There is a current trend in offshore fund and deal structuring towards more compliance and corporate governance. This is evident across two strong investment themes in which our clients are involved.
The first is investment across South East Asia, which has been one of the top emerging market destinations for private equity capital. In 2013, around two-thirds of emerging market funds raised were for investment in emerging Asian economies.
As India and China have faced regulatory and market challenges, the focus has shifted to ASEAN economies for untapped opportunities. Amidst competition for deals, over-priced valuations, and lately a general easing in growth numbers, private fund managers have also been dealing with increased regulation.

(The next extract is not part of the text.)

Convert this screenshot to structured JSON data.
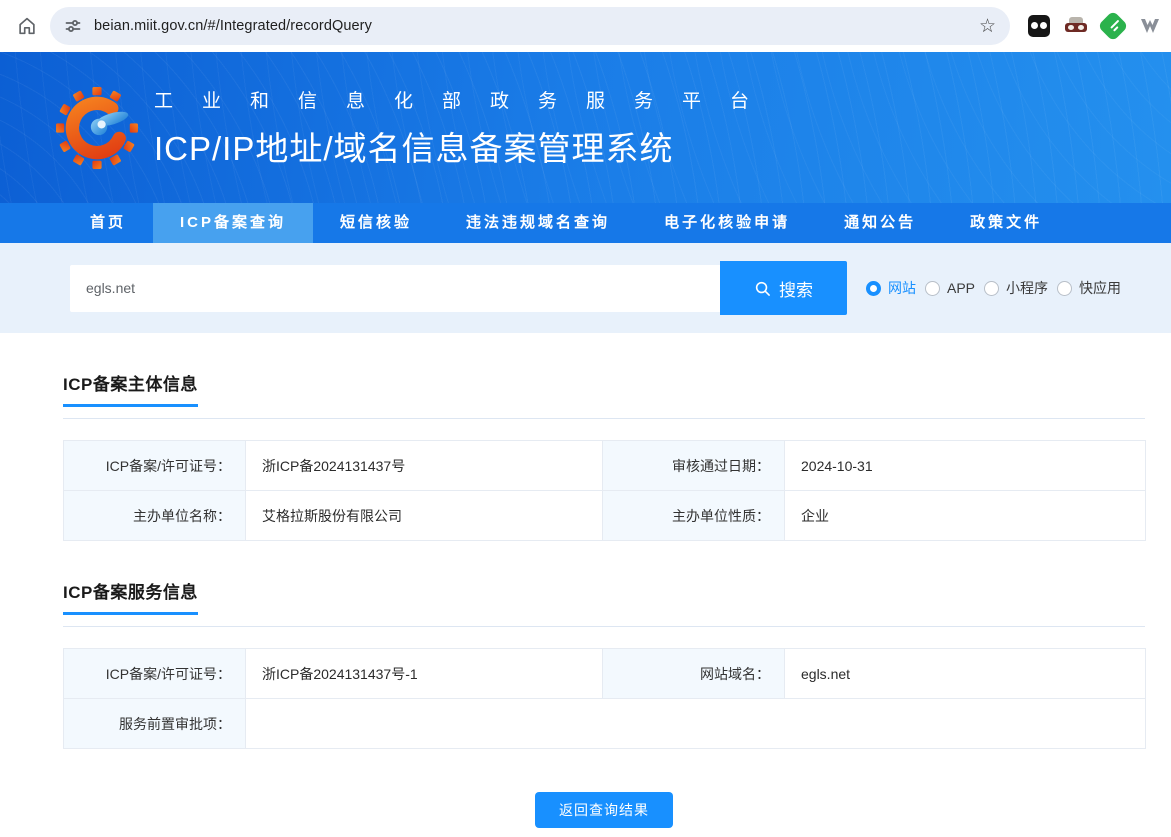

The strengthening of the fund manager regime in Singapore is one example, which is already driving more robust industry standards.
What this brings is a focus on corporate governance and internal procedures and controls. Most funds are established in offshore countries to take advantage of tax and regulatory benefits.
However, centres for the funds industry like Singapore, Hong Kong, London, and New York are imposing standards which affect offshore funds -- look at the way EU AIFMD remuneration restrictions will shape how investment professionals are remunerated.
There has also been greater scrutiny of tax structuring for funds from China, India, and Indonesia, generally around the concepts of permanent establishment and substance.
These measures add costs to the operations of fund managers. However, regulatory compliance is a mandatory requirement.
Even the smallest fund managers have to dedicate a certain amount of time and money to operational issues. This puts pressure on smaller investment managers and one could argue that there is a minimum AUM emerging for running a fund.
For managers with European investors, it will be critical to consider jurisdictions like Jersey and Guernsey for fund structures, as they have well developed architectures for regulation and corporate governance and are well placed to handle the requirements of onshore laws such as the EU's Alternative Investment Fund Managers Directive.
The second trend is investment by Asian firms in assets located in the West. In particular, there has been a large amount of interest in property assets in the United Kingdom.
Valuations are seen as very attractive relative to prices of assets in the East. This seems a natural result of the financial crisis in the major Western economies and the heightened focus on Asia as an investment destination.
Vehicles used for these types of investments are structured to give the greatest tax efficiency in terms of capital gains and other taxes. On the other hand, governments in England and Western nations have and continue to increase measures for revenue generation.
The new wave of Asian entrepreneurs and businesses looking West for asset acquisitions are involved in complex cross border structures.
The upshot is that there is a real need for expertise in how to run and manage investment vehicles. Certain jurisdictions, like Jersey and Guernsey, will continue to benefit from increased regulatory cooperation with the major financial centres.
All these factors point to a flight to quality. Clients should look not only for confidentiality but also for a degree of regulatory and tax certainty, as investment structures continue to come under the spotlight.